(Supplied records)

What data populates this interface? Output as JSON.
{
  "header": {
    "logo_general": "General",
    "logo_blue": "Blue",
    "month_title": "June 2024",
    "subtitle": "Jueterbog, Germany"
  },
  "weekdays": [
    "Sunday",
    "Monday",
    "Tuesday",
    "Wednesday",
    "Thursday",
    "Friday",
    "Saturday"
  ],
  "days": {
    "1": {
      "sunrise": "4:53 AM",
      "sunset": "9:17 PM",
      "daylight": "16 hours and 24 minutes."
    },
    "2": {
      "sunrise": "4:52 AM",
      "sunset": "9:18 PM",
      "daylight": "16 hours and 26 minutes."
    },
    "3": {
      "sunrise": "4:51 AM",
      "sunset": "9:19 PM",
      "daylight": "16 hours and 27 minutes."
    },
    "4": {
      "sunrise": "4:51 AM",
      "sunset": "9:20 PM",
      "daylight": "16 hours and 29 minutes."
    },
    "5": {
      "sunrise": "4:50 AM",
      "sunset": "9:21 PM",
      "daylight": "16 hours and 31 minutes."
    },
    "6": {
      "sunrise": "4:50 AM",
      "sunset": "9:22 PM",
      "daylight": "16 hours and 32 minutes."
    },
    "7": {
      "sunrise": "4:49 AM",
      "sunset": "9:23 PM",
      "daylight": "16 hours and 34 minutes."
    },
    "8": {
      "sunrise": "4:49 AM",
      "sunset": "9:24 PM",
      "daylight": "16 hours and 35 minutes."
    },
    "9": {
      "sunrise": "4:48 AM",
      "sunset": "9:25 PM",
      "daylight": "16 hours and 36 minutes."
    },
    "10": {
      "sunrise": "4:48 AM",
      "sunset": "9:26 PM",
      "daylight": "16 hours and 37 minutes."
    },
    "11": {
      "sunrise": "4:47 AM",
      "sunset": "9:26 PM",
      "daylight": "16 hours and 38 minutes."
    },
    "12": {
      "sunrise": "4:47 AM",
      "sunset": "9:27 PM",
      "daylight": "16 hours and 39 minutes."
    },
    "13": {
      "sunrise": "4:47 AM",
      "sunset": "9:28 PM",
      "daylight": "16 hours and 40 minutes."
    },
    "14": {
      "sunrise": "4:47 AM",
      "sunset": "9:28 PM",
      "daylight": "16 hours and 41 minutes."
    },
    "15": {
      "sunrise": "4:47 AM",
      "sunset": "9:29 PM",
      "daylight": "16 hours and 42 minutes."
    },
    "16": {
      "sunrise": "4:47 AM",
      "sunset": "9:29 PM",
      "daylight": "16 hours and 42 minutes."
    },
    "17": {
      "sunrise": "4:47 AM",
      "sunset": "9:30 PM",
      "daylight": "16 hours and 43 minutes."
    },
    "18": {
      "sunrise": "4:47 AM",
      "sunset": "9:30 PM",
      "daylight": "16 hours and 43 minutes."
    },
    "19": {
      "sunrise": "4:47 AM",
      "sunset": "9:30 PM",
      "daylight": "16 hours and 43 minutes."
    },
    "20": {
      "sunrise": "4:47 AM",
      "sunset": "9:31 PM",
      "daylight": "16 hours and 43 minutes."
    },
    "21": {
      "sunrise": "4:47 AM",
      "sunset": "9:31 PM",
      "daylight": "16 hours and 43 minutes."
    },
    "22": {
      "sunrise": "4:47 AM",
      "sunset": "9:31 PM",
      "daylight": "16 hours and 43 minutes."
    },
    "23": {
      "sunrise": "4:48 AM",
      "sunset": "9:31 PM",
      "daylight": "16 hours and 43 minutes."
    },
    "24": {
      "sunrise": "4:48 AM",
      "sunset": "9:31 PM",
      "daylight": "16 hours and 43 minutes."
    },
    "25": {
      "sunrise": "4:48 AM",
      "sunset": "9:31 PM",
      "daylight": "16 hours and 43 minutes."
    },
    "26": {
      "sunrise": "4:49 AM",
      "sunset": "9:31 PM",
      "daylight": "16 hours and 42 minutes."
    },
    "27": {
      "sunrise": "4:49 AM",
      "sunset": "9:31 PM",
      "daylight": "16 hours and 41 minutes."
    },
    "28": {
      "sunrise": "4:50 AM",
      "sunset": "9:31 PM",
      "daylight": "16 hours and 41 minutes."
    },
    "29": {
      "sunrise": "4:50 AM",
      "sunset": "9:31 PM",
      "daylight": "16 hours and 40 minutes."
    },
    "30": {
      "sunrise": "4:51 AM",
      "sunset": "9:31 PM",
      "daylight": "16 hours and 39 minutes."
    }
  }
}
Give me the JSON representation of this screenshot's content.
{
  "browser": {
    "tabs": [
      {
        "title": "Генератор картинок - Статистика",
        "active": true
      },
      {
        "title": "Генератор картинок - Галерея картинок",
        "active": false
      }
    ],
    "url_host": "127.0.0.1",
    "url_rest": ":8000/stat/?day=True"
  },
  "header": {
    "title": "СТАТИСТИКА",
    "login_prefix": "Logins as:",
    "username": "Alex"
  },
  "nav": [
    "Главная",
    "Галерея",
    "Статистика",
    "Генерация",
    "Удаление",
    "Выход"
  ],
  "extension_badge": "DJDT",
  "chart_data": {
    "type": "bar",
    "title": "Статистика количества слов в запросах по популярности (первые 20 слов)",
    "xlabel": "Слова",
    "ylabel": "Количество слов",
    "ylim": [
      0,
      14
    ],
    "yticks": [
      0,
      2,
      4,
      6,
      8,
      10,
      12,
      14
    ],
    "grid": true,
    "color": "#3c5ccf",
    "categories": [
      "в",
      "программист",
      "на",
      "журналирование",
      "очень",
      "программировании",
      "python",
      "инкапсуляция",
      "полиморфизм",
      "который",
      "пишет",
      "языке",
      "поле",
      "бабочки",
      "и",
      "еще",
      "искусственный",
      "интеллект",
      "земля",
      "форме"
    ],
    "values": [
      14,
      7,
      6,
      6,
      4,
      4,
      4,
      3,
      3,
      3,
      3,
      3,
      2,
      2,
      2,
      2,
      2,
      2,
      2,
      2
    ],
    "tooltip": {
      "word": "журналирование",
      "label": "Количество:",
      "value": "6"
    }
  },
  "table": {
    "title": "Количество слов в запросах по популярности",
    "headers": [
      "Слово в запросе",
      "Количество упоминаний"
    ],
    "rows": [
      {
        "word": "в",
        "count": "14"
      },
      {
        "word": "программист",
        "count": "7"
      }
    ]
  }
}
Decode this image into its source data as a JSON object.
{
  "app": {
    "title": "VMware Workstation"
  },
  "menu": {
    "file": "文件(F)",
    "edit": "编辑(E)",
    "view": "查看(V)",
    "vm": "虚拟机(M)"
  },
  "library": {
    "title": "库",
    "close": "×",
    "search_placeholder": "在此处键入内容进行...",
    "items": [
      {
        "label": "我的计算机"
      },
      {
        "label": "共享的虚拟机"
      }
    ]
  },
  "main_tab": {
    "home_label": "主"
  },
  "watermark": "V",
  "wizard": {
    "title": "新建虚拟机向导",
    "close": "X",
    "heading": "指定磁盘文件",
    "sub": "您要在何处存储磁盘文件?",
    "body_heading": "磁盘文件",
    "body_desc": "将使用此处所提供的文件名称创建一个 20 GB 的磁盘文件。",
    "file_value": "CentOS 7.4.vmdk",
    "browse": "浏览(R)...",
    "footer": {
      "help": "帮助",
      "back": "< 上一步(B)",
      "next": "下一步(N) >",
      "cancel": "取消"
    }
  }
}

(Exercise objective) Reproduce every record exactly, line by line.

(Your response)
What data populates this interface? Output as JSON.
{
  "header": {
    "logo_general": "General",
    "logo_blue": "Blue",
    "month_title": "June 2024",
    "subtitle": "Jueterbog, Germany"
  },
  "weekdays": [
    "Sunday",
    "Monday",
    "Tuesday",
    "Wednesday",
    "Thursday",
    "Friday",
    "Saturday"
  ],
  "days": {
    "1": {
      "sunrise": "4:53 AM",
      "sunset": "9:17 PM",
      "daylight": "16 hours and 24 minutes."
    },
    "2": {
      "sunrise": "4:52 AM",
      "sunset": "9:18 PM",
      "daylight": "16 hours and 26 minutes."
    },
    "3": {
      "sunrise": "4:51 AM",
      "sunset": "9:19 PM",
      "daylight": "16 hours and 27 minutes."
    },
    "4": {
      "sunrise": "4:51 AM",
      "sunset": "9:20 PM",
      "daylight": "16 hours and 29 minutes."
    },
    "5": {
      "sunrise": "4:50 AM",
      "sunset": "9:21 PM",
      "daylight": "16 hours and 31 minutes."
    },
    "6": {
      "sunrise": "4:50 AM",
      "sunset": "9:22 PM",
      "daylight": "16 hours and 32 minutes."
    },
    "7": {
      "sunrise": "4:49 AM",
      "sunset": "9:23 PM",
      "daylight": "16 hours and 34 minutes."
    },
    "8": {
      "sunrise": "4:49 AM",
      "sunset": "9:24 PM",
      "daylight": "16 hours and 35 minutes."
    },
    "9": {
      "sunrise": "4:48 AM",
      "sunset": "9:25 PM",
      "daylight": "16 hours and 36 minutes."
    },
    "10": {
      "sunrise": "4:48 AM",
      "sunset": "9:26 PM",
      "daylight": "16 hours and 37 minutes."
    },
    "11": {
      "sunrise": "4:47 AM",
      "sunset": "9:26 PM",
      "daylight": "16 hours and 38 minutes."
    },
    "12": {
      "sunrise": "4:47 AM",
      "sunset": "9:27 PM",
      "daylight": "16 hours and 39 minutes."
    },
    "13": {
      "sunrise": "4:47 AM",
      "sunset": "9:28 PM",
      "daylight": "16 hours and 40 minutes."
    },
    "14": {
      "sunrise": "4:47 AM",
      "sunset": "9:28 PM",
      "daylight": "16 hours and 41 minutes."
    },
    "15": {
      "sunrise": "4:47 AM",
      "sunset": "9:29 PM",
      "daylight": "16 hours and 42 minutes."
    },
    "16": {
      "sunrise": "4:47 AM",
      "sunset": "9:29 PM",
      "daylight": "16 hours and 42 minutes."
    },
    "17": {
      "sunrise": "4:47 AM",
      "sunset": "9:30 PM",
      "daylight": "16 hours and 43 minutes."
    },
    "18": {
      "sunrise": "4:47 AM",
      "sunset": "9:30 PM",
      "daylight": "16 hours and 43 minutes."
    },
    "19": {
      "sunrise": "4:47 AM",
      "sunset": "9:30 PM",
      "daylight": "16 hours and 43 minutes."
    },
    "20": {
      "sunrise": "4:47 AM",
      "sunset": "9:31 PM",
      "daylight": "16 hours and 43 minutes."
    },
    "21": {
      "sunrise": "4:47 AM",
      "sunset": "9:31 PM",
      "daylight": "16 hours and 43 minutes."
    },
    "22": {
      "sunrise": "4:47 AM",
      "sunset": "9:31 PM",
      "daylight": "16 hours and 43 minutes."
    },
    "23": {
      "sunrise": "4:48 AM",
      "sunset": "9:31 PM",
      "daylight": "16 hours and 43 minutes."
    },
    "24": {
      "sunrise": "4:48 AM",
      "sunset": "9:31 PM",
      "daylight": "16 hours and 43 minutes."
    },
    "25": {
      "sunrise": "4:48 AM",
      "sunset": "9:31 PM",
      "daylight": "16 hours and 43 minutes."
    },
    "26": {
      "sunrise": "4:49 AM",
      "sunset": "9:31 PM",
      "daylight": "16 hours and 42 minutes."
    },
    "27": {
      "sunrise": "4:49 AM",
      "sunset": "9:31 PM",
      "daylight": "16 hours and 41 minutes."
    },
    "28": {
      "sunrise": "4:50 AM",
      "sunset": "9:31 PM",
      "daylight": "16 hours and 41 minutes."
    },
    "29": {
      "sunrise": "4:50 AM",
      "sunset": "9:31 PM",
      "daylight": "16 hours and 40 minutes."
    },
    "30": {
      "sunrise": "4:51 AM",
      "sunset": "9:31 PM",
      "daylight": "16 hours and 39 minutes."
    }
  }
}
Give me the JSON representation of this screenshot's content.
{
  "browser": {
    "tabs": [
      {
        "title": "Генератор картинок - Статистика",
        "active": true
      },
      {
        "title": "Генератор картинок - Галерея картинок",
        "active": false
      }
    ],
    "url_host": "127.0.0.1",
    "url_rest": ":8000/stat/?day=True"
  },
  "header": {
    "title": "СТАТИСТИКА",
    "login_prefix": "Logins as:",
    "username": "Alex"
  },
  "nav": [
    "Главная",
    "Галерея",
    "Статистика",
    "Генерация",
    "Удаление",
    "Выход"
  ],
  "extension_badge": "DJDT",
  "chart_data": {
    "type": "bar",
    "title": "Статистика количества слов в запросах по популярности (первые 20 слов)",
    "xlabel": "Слова",
    "ylabel": "Количество слов",
    "ylim": [
      0,
      14
    ],
    "yticks": [
      0,
      2,
      4,
      6,
      8,
      10,
      12,
      14
    ],
    "grid": true,
    "color": "#3c5ccf",
    "categories": [
      "в",
      "программист",
      "на",
      "журналирование",
      "очень",
      "программировании",
      "python",
      "инкапсуляция",
      "полиморфизм",
      "который",
      "пишет",
      "языке",
      "поле",
      "бабочки",
      "и",
      "еще",
      "искусственный",
      "интеллект",
      "земля",
      "форме"
    ],
    "values": [
      14,
      7,
      6,
      6,
      4,
      4,
      4,
      3,
      3,
      3,
      3,
      3,
      2,
      2,
      2,
      2,
      2,
      2,
      2,
      2
    ],
    "tooltip": {
      "word": "журналирование",
      "label": "Количество:",
      "value": "6"
    }
  },
  "table": {
    "title": "Количество слов в запросах по популярности",
    "headers": [
      "Слово в запросе",
      "Количество упоминаний"
    ],
    "rows": [
      {
        "word": "в",
        "count": "14"
      },
      {
        "word": "программист",
        "count": "7"
      }
    ]
  }
}
Decode this image into its source data as a JSON object.
{
  "app": {
    "title": "VMware Workstation"
  },
  "menu": {
    "file": "文件(F)",
    "edit": "编辑(E)",
    "view": "查看(V)",
    "vm": "虚拟机(M)"
  },
  "library": {
    "title": "库",
    "close": "×",
    "search_placeholder": "在此处键入内容进行...",
    "items": [
      {
        "label": "我的计算机"
      },
      {
        "label": "共享的虚拟机"
      }
    ]
  },
  "main_tab": {
    "home_label": "主"
  },
  "watermark": "V",
  "wizard": {
    "title": "新建虚拟机向导",
    "close": "X",
    "heading": "指定磁盘文件",
    "sub": "您要在何处存储磁盘文件?",
    "body_heading": "磁盘文件",
    "body_desc": "将使用此处所提供的文件名称创建一个 20 GB 的磁盘文件。",
    "file_value": "CentOS 7.4.vmdk",
    "browse": "浏览(R)...",
    "footer": {
      "help": "帮助",
      "back": "< 上一步(B)",
      "next": "下一步(N) >",
      "cancel": "取消"
    }
  }
}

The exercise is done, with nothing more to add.